David Ortiz has new interpretation of 'spring training'

Big Papi's "spring training" involves a beach chair -- not a baseball bat.

The former Boston Red Sox slugger made it clear on Instagram that he has no interest in returning to Jet Blue Park to begin training for the 2017 MLB season.

He announced in Nov. 2015 he would be retiring after the 2016 season, and he appears completely content with that decision despite speculation of his return to MLB. Ortiz posted a video on Sunday of himself in a beach chair reclined and relaxed.

"What's up [Instagram]. Oh, so good be retired. At the beach with the familia, the ladies. Big Papi in the bulding. This is my spring training. How 'bout dat? Enjoy. See you when I see you. Peace," he said, and then chuckled.

Ortiz's video came a few days after Hanley Ramirez said that if Ortiz made a return to baseball, he would be doing it, in part, for Ramirez, because they miss each other.

WBZ's Dan Roche then tweeted out Ramirez's comment on Thursday, and Big Papi waited no time to respond.
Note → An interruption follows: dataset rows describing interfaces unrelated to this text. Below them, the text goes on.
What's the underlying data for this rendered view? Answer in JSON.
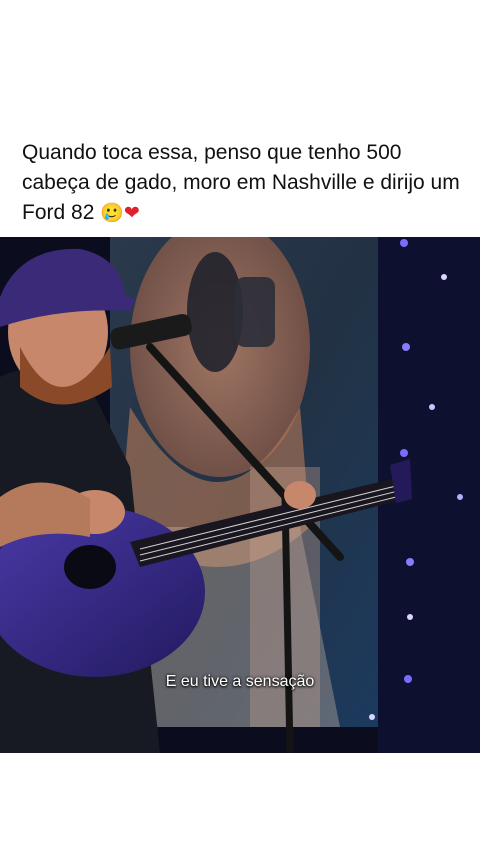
{
  "post": {
    "caption_text": "Quando toca essa, penso que tenho 500 cabeça de gado, moro em Nashville e dirijo um Ford 82 ",
    "emoji_1": "🥲",
    "emoji_2": "❤"
  },
  "video": {
    "subtitle": "E eu tive a sensação"
  },
  "colors": {
    "background": "#ffffff",
    "text": "#111111",
    "video_bg": "#0b0d1f",
    "guitar": "#3a2a8a",
    "heart": "#e0202a"
  }
}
Within 16 minutes, Ortiz had responded to reiterate he would not be returning to the Sox.